In the absence of ambition, we become a conglomeration of tangents, an aimless wandering path laid down by the stick the dog is carrying: a scrappy, stocky, short-legged terrier beagle something or other cross, who has somehow outdistanced her loping, tongue-lolling, muddy pawed golden retriever pal, and is dragging a branch far too big for her size, but nowhere near equal to her spirit.

The broad line laid down in the dormant November grass, still wet with last night’s frost, will last for a few hours, at most; the sun has already thawed the exposed areas; only the shadows still carry hints of freezing, the ground crunchy and damp under recently unearthed winter boots.

A path laid down by accident, without purpose or intent, a temporary testament to life having passed this way, proof that momentum exists, that change is inevitable. And yet, itself, it is static, empty of life, mere black marks on a white background, bird tracks and fallen branches, a memory of what was, rather than a bold imagining of something new, something yet to come.
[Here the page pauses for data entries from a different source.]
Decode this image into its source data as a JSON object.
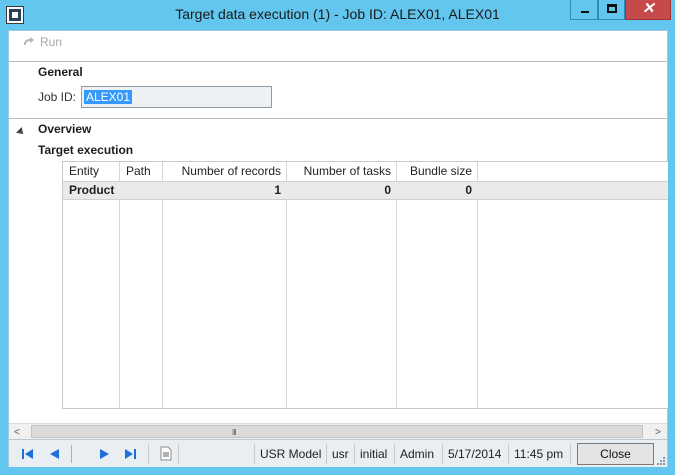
{
  "window": {
    "title": "Target data execution (1) - Job ID: ALEX01, ALEX01",
    "close_glyph": "✕"
  },
  "toolbar": {
    "run_label": "Run"
  },
  "general": {
    "heading": "General",
    "job_id_label": "Job ID:",
    "job_id_value": "ALEX01"
  },
  "overview": {
    "heading": "Overview",
    "subheading": "Target execution"
  },
  "grid": {
    "columns": [
      "Entity",
      "Path",
      "Number of records",
      "Number of tasks",
      "Bundle size"
    ],
    "rows": [
      {
        "entity": "Product",
        "path": "",
        "records": "1",
        "tasks": "0",
        "bundle": "0"
      }
    ]
  },
  "scrollbar": {
    "left_arrow": "<",
    "right_arrow": ">",
    "grip": "III"
  },
  "status": {
    "model": "USR Model",
    "layer": "usr",
    "partition": "initial",
    "user": "Admin",
    "date": "5/17/2014",
    "time": "11:45 pm",
    "close_label": "Close"
  },
  "colors": {
    "titlebar": "#63c6ee",
    "selection": "#3399ff",
    "nav_arrows": "#1e6fd9",
    "close_window": "#c74a4a"
  }
}
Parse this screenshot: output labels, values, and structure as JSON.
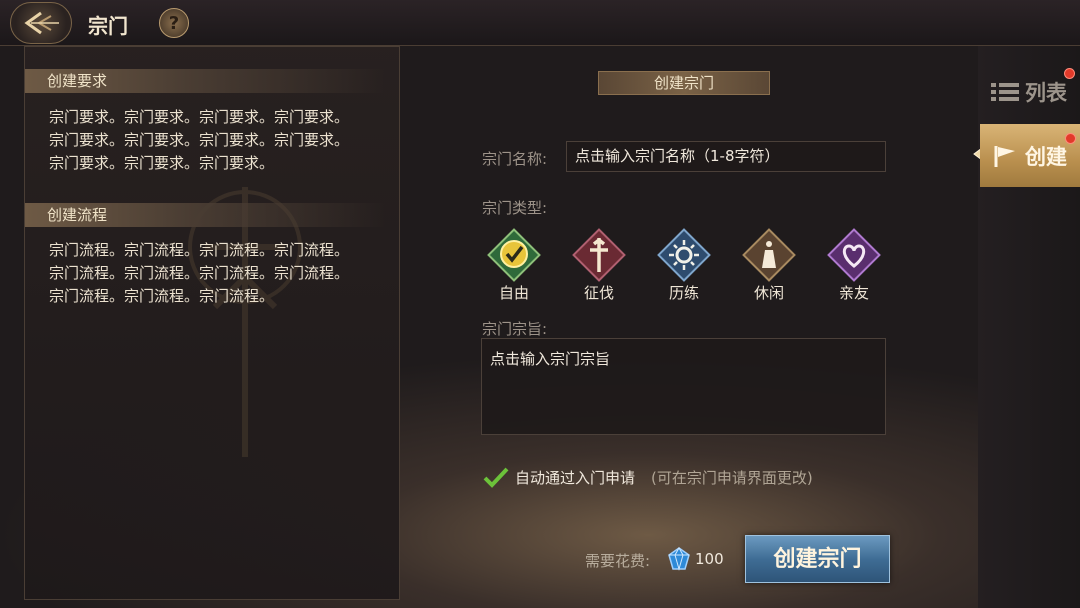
{
  "header": {
    "title": "宗门",
    "help_label": "?"
  },
  "left_panel": {
    "requirements": {
      "title": "创建要求",
      "lines": [
        "宗门要求。宗门要求。宗门要求。宗门要求。",
        "宗门要求。宗门要求。宗门要求。宗门要求。",
        "宗门要求。宗门要求。宗门要求。"
      ]
    },
    "process": {
      "title": "创建流程",
      "lines": [
        "宗门流程。宗门流程。宗门流程。宗门流程。",
        "宗门流程。宗门流程。宗门流程。宗门流程。",
        "宗门流程。宗门流程。宗门流程。"
      ]
    }
  },
  "form": {
    "title": "创建宗门",
    "name_label": "宗门名称:",
    "name_placeholder": "点击输入宗门名称（1-8字符）",
    "type_label": "宗门类型:",
    "types": [
      {
        "label": "自由",
        "icon": "checkmark-icon",
        "color": "#2f6a3a"
      },
      {
        "label": "征伐",
        "icon": "sword-icon",
        "color": "#6a2a33"
      },
      {
        "label": "历练",
        "icon": "sun-icon",
        "color": "#2e4c6e"
      },
      {
        "label": "休闲",
        "icon": "bell-icon",
        "color": "#5a4330"
      },
      {
        "label": "亲友",
        "icon": "heart-icon",
        "color": "#5a2e6e"
      }
    ],
    "goal_label": "宗门宗旨:",
    "goal_placeholder": "点击输入宗门宗旨",
    "auto_approve_label": "自动通过入门申请",
    "auto_approve_checked": true,
    "auto_approve_note": "(可在宗门申请界面更改)",
    "cost_label": "需要花费:",
    "cost_value": "100",
    "create_button": "创建宗门"
  },
  "side_tabs": {
    "list_label": "列表",
    "create_label": "创建"
  },
  "colors": {
    "accent_gold": "#b98f4e",
    "button_blue": "#3f6d95",
    "badge_red": "#e23a2a"
  }
}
But if you follow the trail long enough, it will do at least one thing: it will bring you home.

Music: Thelonious Monk, Live in Japan 1963